### RECORDS TO USE ###

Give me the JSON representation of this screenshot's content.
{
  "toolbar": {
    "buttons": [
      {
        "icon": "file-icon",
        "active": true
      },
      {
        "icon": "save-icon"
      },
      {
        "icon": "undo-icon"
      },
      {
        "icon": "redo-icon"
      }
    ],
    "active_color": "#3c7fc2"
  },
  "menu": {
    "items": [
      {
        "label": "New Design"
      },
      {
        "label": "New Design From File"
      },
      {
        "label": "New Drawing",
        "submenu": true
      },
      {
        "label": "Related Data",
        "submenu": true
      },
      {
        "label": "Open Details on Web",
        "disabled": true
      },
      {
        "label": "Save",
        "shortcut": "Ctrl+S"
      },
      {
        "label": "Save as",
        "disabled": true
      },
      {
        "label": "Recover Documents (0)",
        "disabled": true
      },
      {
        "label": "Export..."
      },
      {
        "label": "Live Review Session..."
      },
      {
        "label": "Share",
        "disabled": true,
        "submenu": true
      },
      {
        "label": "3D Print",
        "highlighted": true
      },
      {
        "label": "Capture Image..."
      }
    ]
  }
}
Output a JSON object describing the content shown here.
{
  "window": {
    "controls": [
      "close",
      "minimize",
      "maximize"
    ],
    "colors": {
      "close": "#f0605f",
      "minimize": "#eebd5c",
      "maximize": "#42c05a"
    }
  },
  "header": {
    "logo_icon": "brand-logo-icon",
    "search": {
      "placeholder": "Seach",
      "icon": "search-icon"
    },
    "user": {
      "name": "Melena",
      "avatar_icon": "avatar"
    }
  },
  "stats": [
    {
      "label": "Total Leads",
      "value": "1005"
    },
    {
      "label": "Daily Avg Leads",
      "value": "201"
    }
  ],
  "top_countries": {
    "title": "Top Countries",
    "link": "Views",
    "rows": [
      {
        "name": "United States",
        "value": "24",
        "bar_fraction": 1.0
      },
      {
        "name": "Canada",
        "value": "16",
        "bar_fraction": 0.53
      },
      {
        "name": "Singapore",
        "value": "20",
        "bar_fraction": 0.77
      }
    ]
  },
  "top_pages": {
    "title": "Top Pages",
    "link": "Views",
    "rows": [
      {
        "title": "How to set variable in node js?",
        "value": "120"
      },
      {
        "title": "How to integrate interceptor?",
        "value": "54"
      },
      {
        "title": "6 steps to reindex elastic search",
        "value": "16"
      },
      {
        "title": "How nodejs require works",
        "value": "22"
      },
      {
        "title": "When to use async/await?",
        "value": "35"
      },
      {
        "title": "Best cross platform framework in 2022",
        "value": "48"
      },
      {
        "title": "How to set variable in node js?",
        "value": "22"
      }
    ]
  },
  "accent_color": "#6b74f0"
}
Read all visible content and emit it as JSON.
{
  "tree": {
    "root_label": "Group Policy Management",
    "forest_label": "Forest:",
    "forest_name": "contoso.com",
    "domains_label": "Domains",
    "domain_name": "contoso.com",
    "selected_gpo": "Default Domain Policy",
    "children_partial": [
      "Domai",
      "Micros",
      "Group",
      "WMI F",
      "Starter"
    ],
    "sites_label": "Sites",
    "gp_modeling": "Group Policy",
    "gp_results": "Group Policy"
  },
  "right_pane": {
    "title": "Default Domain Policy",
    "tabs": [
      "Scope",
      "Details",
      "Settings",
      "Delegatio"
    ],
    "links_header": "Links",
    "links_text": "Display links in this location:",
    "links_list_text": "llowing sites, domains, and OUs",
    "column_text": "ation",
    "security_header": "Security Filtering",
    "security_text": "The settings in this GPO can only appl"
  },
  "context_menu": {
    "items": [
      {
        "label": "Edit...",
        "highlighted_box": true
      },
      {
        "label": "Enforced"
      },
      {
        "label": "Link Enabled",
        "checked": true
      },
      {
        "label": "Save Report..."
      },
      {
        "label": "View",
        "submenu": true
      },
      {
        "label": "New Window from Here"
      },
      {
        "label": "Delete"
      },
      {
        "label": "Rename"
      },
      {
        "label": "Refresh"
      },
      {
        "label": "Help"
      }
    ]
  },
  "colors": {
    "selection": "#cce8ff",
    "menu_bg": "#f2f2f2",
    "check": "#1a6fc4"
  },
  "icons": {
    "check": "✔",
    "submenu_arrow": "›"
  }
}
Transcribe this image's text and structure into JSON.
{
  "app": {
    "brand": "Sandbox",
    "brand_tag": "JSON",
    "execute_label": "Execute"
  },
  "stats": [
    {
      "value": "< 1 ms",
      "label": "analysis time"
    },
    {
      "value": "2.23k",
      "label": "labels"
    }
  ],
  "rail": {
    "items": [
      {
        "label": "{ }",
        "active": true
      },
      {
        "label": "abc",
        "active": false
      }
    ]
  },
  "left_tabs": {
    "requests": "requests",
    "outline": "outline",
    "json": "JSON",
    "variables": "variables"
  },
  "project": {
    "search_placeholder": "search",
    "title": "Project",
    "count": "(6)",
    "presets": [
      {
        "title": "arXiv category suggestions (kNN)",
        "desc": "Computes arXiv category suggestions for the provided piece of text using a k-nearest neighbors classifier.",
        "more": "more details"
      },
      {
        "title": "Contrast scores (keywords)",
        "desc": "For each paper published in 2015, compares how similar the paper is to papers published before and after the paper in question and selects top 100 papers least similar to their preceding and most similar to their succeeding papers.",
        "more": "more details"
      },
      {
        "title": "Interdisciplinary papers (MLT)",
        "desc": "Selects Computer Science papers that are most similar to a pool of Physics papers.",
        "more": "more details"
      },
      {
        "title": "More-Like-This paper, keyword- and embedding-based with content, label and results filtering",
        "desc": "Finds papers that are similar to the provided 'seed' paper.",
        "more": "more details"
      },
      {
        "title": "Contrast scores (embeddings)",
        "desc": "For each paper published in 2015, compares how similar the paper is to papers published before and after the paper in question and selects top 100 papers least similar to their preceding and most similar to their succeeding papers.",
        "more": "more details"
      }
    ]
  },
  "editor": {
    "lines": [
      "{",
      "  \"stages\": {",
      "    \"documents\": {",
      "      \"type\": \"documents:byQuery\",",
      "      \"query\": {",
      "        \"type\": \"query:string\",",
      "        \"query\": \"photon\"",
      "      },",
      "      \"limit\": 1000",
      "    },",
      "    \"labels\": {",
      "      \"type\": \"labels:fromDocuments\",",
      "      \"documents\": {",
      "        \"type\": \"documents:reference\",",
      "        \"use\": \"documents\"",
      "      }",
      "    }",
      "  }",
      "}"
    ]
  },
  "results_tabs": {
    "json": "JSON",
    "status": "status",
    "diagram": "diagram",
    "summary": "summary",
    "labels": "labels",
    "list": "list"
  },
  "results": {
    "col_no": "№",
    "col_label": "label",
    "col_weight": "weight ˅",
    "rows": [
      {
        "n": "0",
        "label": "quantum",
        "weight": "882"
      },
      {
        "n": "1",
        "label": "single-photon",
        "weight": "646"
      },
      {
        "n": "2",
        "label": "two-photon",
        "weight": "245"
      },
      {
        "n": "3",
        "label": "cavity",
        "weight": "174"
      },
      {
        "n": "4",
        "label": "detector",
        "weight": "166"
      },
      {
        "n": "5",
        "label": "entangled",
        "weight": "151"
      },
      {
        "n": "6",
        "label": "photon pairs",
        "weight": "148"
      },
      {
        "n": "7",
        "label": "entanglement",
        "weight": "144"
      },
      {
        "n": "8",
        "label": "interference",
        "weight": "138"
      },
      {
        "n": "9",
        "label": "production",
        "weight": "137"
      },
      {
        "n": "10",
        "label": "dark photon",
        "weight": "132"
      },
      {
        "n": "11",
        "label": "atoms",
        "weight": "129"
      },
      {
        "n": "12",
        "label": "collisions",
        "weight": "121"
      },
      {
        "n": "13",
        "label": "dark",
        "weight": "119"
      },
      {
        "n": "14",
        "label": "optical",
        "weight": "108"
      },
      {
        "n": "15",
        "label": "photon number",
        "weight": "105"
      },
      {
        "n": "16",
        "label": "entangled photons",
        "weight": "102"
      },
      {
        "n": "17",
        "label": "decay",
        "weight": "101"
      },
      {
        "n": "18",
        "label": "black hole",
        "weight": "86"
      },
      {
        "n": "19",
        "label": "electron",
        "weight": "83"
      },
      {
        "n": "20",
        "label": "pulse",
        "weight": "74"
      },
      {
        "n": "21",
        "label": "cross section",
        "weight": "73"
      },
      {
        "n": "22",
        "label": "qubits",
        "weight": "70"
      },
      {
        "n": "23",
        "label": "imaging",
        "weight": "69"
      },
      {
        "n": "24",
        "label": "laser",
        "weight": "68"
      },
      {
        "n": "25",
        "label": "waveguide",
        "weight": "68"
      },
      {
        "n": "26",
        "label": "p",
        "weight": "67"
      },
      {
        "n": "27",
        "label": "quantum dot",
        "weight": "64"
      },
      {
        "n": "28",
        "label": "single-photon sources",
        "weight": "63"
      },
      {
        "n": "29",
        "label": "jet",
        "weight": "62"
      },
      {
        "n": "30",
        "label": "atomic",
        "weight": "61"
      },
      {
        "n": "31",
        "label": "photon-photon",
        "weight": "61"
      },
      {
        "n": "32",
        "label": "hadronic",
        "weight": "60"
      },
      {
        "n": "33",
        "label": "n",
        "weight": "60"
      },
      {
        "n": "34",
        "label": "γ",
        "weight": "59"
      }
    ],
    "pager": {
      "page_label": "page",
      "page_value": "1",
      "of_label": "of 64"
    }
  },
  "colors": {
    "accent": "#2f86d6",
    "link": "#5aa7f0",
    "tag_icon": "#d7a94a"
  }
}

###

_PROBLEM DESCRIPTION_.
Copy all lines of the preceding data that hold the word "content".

_ANSWER FOR THE TASK_.
Give me the JSON representation of this screenshot's content.
Output a JSON object describing the content shown here.
Read all visible content and emit it as JSON.
        "title": "More-Like-This paper, keyword- and embedding-based with content, label and results filtering",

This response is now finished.